5th-century mosaic in the Great Palace of Constantinople depicts two venatores fighting a tiger.

the bestiarii were combatants who fought animals and not humans. Roman emperors and senators
used exotic and powerful animals TO show off their wealth,
and put on a spectacle SHOWSfor the crowds at the Colosseum and amphitheaters


The term gladiator derives from the Latin gladiatores in reference to their principal weapon the gladius or short sword. However, there were a wide range of other weapons employed in gladiator contests. The gladiators also wore armour and their helmets, in particular, were objects of great workmanship, richly embossed with decorative motifs and set with ostrich or peacock plumed crests. Weapons and armour though depended on which class a gladiator belonged to. There were many classes of gladiators.

The Samnite

A Samnite (Latin Samnis, plural Samnites) was a Roman gladiator who fought with equipment styled on that of a warrior from Samnium: a short sword (gladius), a rectangular shield (scutum), a greave (ocrea), and a helmet. Warriors armed in such a way were the earliest gladiators in the Roman games. They appeared in Rome shortly after the defeat of Samnium in the 4th century BC, apparently adopted from the victory celebrations of Rome's allies in Campania. By arming low-status gladiators in the manner of a defeated foe, Romans mocked the Samnites and appropriated martial elements of their culture.

The Thracian

The Thraeces, or Thracian, was a type of Roman gladiator, armed in the Thracian style with small rectangular, square or circular shield called a parmula (about 60 x 65 cm) and a very short sword with a slightly curved blade called a sica, intended to maim an opponent's unarmoured back. His other armour included armoured greaves (necessitated by the smallness of the shield), a protector for his sword arm and shoulder, a protective belt above a loin cloth, and a helmet with a side plume, visor and high crest.

The Myrmillo

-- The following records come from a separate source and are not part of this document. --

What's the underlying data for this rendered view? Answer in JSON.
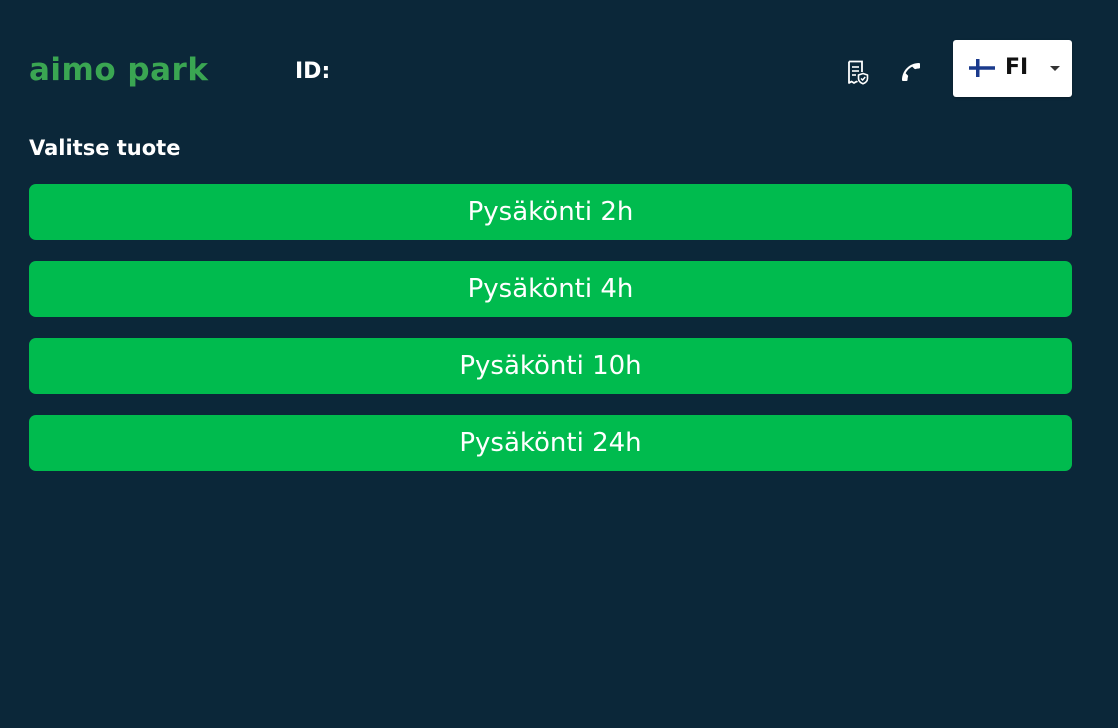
{
  "header": {
    "logo_text": "aimo park",
    "id_label": "ID:",
    "icons": {
      "receipt": "receipt-shield-icon",
      "phone": "phone-icon"
    },
    "language": {
      "flag": "finland-flag-icon",
      "code": "FI"
    }
  },
  "main": {
    "section_title": "Valitse tuote",
    "products": [
      {
        "label": "Pysäkönti 2h"
      },
      {
        "label": "Pysäkönti 4h"
      },
      {
        "label": "Pysäkönti 10h"
      },
      {
        "label": "Pysäkönti 24h"
      }
    ]
  },
  "colors": {
    "background": "#0b2739",
    "logo": "#3aa652",
    "button": "#00bb4e",
    "button_text": "#ffffff",
    "flag_blue": "#1a3a8c"
  }
}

The murmillo was a type of gladiator during the Roman Imperial age. The murmillo-class gladiator was adopted in the early Imperial period to replace the earlier Gallus, named after the warriors of Gaul. As the Gauls inhabiting Italy had become well-integrated with the Romans by the time of the reign of Augustus, it became undesirable to portray them as enemy outsiders;[dubious – discuss] the Gallus-class gladiator thus had to be retired.

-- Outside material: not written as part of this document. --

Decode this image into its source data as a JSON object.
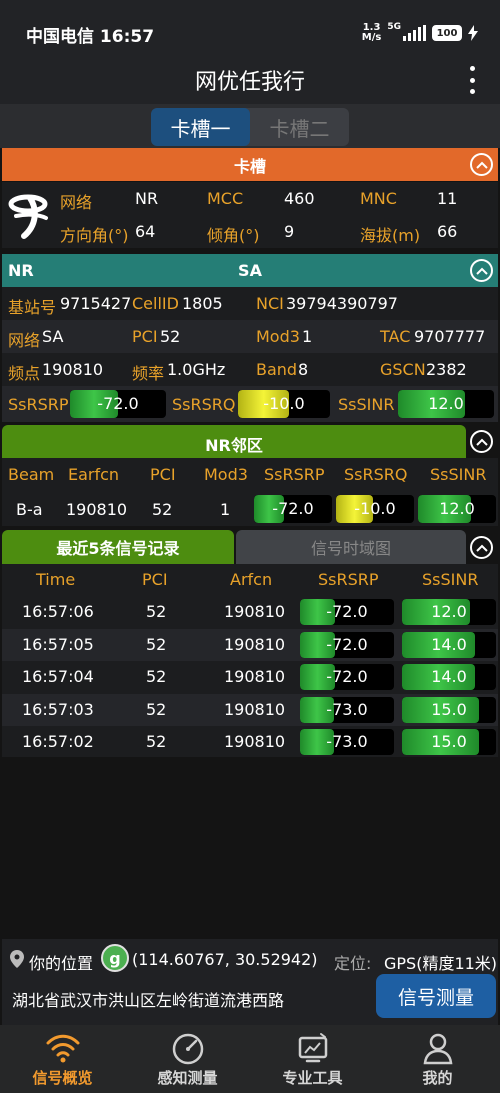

The Retiarius

A retiarius (plural retiarii; literally, "net-man" or "net-fighter" in Latin) was a Roman gladiator who fought with equipment styled on that of a fisherman: a weighted net a three-pointed trident and a dagger. The retiarius was lightly armoured, wearing an arm guard manica and a shoulder guard. Typically, his clothing consisted only of a loincloth (subligaculum) held in place by a wide belt, or of a short tunic with light padding. He wore no head protection or footwear.

There were various classes of gladiators,there were also the andabatae, who are believed to have fought on horseback and to have worn helmets with closed visors—that is, to have fought blindfolded; the dimachaeri “two-knife men” of the later empire, who carried a short sword in each hand; the essedarii “chariot men”, who fought from chariots like the ancient Britons; the hoplomachi “fighters in armour”, who wore a complete suit of armour; and the laquearii “lasso men”, who tried to lasso their antagonists.





Mérida amphitheatre-K

Mérida Spain; mural of beast hunt,

“venatores” and “bestiarii,” special classes of warrior who fought aniamals from deer and ostriches to lions, crocodiles, bears



Reliefs of a provocateur and of gladiatorial combat, 3rd century AD, from Ephesus Turkey

Relief of gladiators Mérida, Spain

Emerita Augusta- Mérida Amphitheatre

The gladiator games lasted for nearly a thousand years, reaching their peak between the 1st century BC and the 2nd century AD


Gladiator contests, at odds with the new Christian-minded Empire, finally came to an end in 404 CE. Emperor Honorius had closed down the gladiator schools five years before and the final straw for the games came when a monk from Asia Minor, one Telemachus, leapt between two gladiators to stop the bloodshed and the indignant crowd stoned the monk to death. Honorius in consequence formally prohibited gladiatorial contests,